How mental health events can improve student outcomes

How mental health events can improve student outcomes

A strong connection with campus life tends to make students happier and reduces their risk of poor mental health, a new survey has found.

According to the 2016 National Tertiary Student Wellbeing Survey, almost two-thirds of students reported high or very high levels of psychological distress.

A more recent study by yourtown, one in five of male school leavers report having a mental or behavioural condition, and for the students who enrol at university, very few actually seek support on campus. The reach of on-campus support is also frequently limited.

Recognising this, a new study by Western Sydney University researchers Rowena Saheb, Dr Arianne Reis and others surveyed more than 700 students across six Sydney university campuses during National University Mental Health Day activities.

The researchers found that 76% of students said they willingly spent more time on campus because of the activities.

“Previous research has repeatedly suggested that students with an increased sense of belonging to the university community are more likely to seek on-campus support and have better mental health and well-being outcomes,” the researchers state.
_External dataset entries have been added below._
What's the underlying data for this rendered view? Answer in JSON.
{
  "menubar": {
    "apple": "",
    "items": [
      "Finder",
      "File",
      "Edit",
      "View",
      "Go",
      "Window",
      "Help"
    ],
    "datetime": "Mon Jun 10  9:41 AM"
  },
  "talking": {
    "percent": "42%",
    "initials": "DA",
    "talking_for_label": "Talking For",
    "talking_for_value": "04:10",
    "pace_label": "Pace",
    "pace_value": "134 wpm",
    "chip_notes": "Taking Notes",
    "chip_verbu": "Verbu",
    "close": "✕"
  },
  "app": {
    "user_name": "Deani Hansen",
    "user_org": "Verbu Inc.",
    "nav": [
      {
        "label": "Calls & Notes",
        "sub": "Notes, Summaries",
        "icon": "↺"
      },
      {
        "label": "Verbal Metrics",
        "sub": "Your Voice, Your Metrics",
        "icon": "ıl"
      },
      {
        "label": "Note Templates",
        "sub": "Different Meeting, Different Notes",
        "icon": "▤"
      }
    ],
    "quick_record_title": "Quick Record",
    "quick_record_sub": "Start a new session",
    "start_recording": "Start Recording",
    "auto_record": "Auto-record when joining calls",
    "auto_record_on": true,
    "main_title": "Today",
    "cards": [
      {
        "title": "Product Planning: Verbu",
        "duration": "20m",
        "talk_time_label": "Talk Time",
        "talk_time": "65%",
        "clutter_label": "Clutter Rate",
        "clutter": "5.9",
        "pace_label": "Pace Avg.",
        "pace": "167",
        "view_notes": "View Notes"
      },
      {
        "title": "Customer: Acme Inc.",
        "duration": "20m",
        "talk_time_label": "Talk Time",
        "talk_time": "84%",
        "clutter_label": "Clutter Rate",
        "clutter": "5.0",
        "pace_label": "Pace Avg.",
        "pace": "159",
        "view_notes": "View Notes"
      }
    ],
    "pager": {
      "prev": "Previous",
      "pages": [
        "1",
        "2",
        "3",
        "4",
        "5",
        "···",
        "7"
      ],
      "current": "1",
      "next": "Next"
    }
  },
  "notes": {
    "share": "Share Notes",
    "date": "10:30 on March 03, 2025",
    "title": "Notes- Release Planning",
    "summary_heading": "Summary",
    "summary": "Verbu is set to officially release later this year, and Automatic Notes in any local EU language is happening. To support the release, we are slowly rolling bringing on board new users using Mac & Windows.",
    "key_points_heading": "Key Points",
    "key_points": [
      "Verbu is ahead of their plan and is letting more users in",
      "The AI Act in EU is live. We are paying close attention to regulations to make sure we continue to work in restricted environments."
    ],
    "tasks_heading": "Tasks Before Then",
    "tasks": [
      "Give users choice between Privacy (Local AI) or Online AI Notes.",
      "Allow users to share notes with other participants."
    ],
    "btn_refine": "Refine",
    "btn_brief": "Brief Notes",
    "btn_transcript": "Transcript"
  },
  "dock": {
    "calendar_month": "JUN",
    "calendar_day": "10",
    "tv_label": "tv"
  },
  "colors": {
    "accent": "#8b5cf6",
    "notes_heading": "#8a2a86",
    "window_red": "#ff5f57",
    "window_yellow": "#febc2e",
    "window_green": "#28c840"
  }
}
“In fact, a sense of belonging has been found to be one of the strongest predictors of students' mental health.”

The researchers also believe that university mental health activities can increase student outcomes.

“Successful campus-based events have the potential to provide an outward sign of a healthy and vibrant campus life by facilitating student engagement and interaction, community building and productive conversations around healthy living,” they said.

Students preferred activities delivered directly by student peers, rather than by staff or external workers.

“This study corroborates previous research that has found peer-to-peer event delivery as an effective strategy to promote healthy behaviours among university students,” the researchers said.

According to the researchers, these types of events have the potential to turn universities into places where students can connect with others, and thus potentially improve their mental health outcomes.

“Students increasingly perceive university campuses as locations where they receive a service rather than a place to connect,” they said.

“Efforts to create spaces to improve social integration of students should be prioritised if universities are serious about reducing the current grim statistics about students’ mental health”.